They worshipped him as a god.
According to legend, Hercules was the son of Zeus and Alcmene. Zeus was a Greek god and Alcmene
was a princess from our earth. Zeus had a wife in heaven called Hera. She hated Hercules. While he was
still in his cradle, she sent two serpents to kill him, but the infant strangled them. When he grew up,
Hercules married Megara, But the evil Hera caused him to be seized with a fit of madness and during
the seizure, he killed his wife and children.
To make up for this terrible deed, the oracle at Delphi ordered Hercules to offer his services to King Eurystheus. The king gave him twelve labours to do. They were difficult and fearsome tasks. It is these
twelve labours which Hercules undertook that make up most of the legend about him.
First he strangled a fierce lion with his bare hands. Then he was sent to kill the dragon Hydra, a

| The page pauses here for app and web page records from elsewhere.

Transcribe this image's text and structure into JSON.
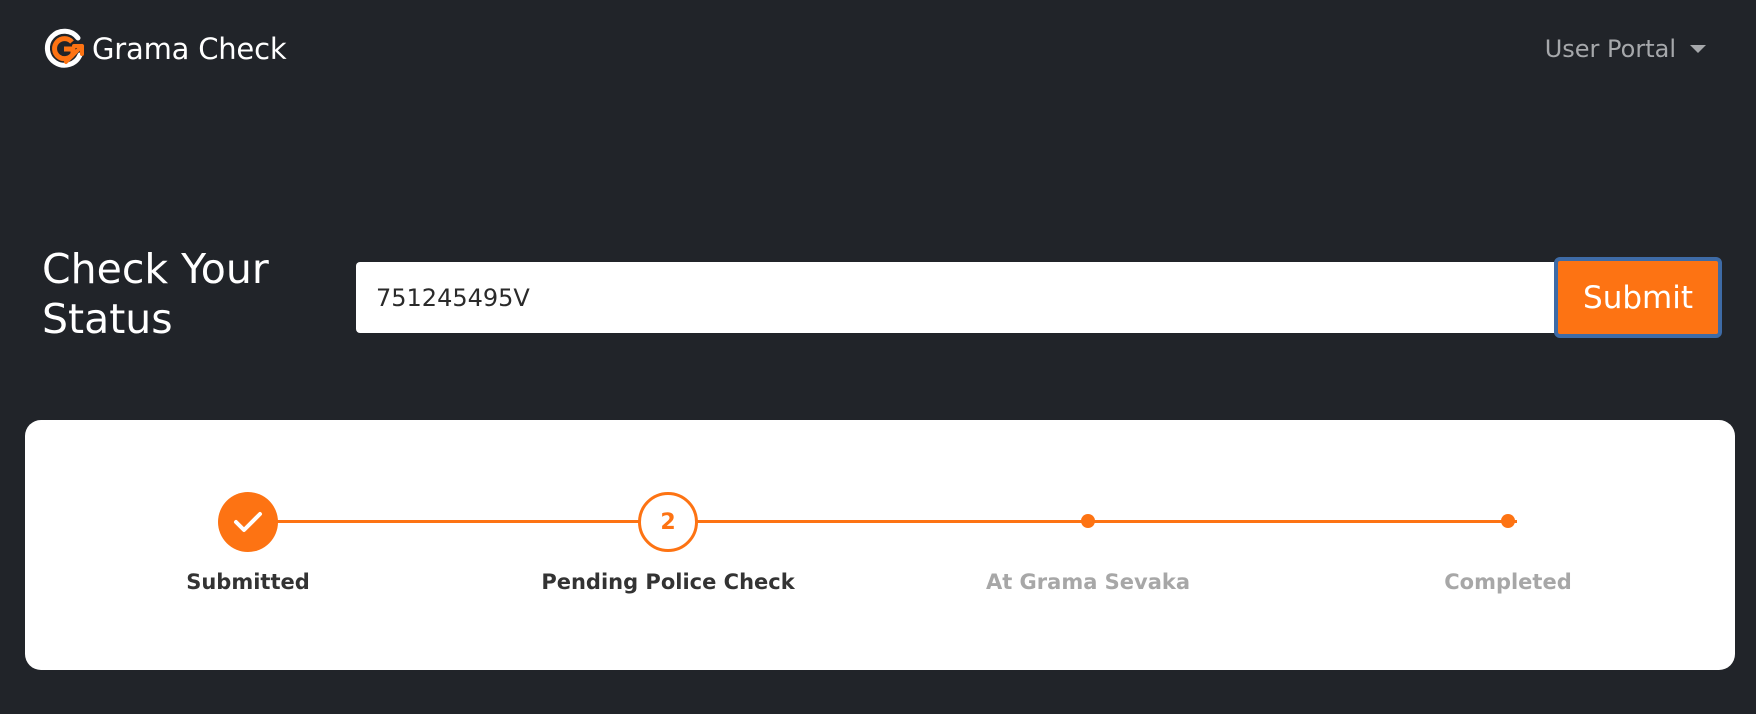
{
  "navbar": {
    "brand_name": "Grama Check",
    "brand_logo": "grama-check-g-logo",
    "portal_menu_label": "User Portal",
    "portal_menu_icon": "caret-down-icon"
  },
  "status_form": {
    "title": "Check Your Status",
    "input_value": "751245495V",
    "submit_label": "Submit"
  },
  "progress": {
    "current_step": 2,
    "steps": [
      {
        "label": "Submitted",
        "state": "completed",
        "icon": "check-icon"
      },
      {
        "label": "Pending Police Check",
        "state": "current",
        "number": "2"
      },
      {
        "label": "At Grama Sevaka",
        "state": "upcoming"
      },
      {
        "label": "Completed",
        "state": "upcoming"
      }
    ]
  },
  "colors": {
    "background": "#212429",
    "accent": "#fd7313",
    "card": "#ffffff",
    "muted_text": "#a7a7a7",
    "button_focus_border": "#3e6ba6"
  }
}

monster which had devoured many beautiful young girls. It had nine heads, eight of which were mortal
and one immortal. Every time Hercules struck off a mortal head, two more grew in its place. In the end,
Hercules managed to kill the Hydra.
His third labour was to kill the golden-horned stag and after that, he was to slay a wild boar. His
next labour was indeed a Herculean task. King Augeas had a stable of 3000 oxen and they had not been
cleaned for 30 years. Hercules was ordered to do the job. He directed the courses of two rivers into the
stables and completed the task in a day. The way he handled the problem proved that not only had
Hercules great strength and courage but he was also a wise man.
His sixth labour was to kill the birds of Stymphalus; his seventh to capture the Cretan bull.
Naturally the birds and the bull were no ordinary animals and it took him great effort to finally overcome
them. His eighth task was to capture the wild horses of Diomedes, which fed on human flesh. For his
ninth labour, he brought back the belt of Hippolyta, the queen of the Amazons. For his tenth, he brought
hack the oxen of Geryon from a far-western island. On his way he split apart a mountain to form what
is known today as the Straits of Gibraltar. His eleventh labour was to secure three golden apples from
Hesperides and his twelfth was to bring to King Eurystheus the watchdog of Hades.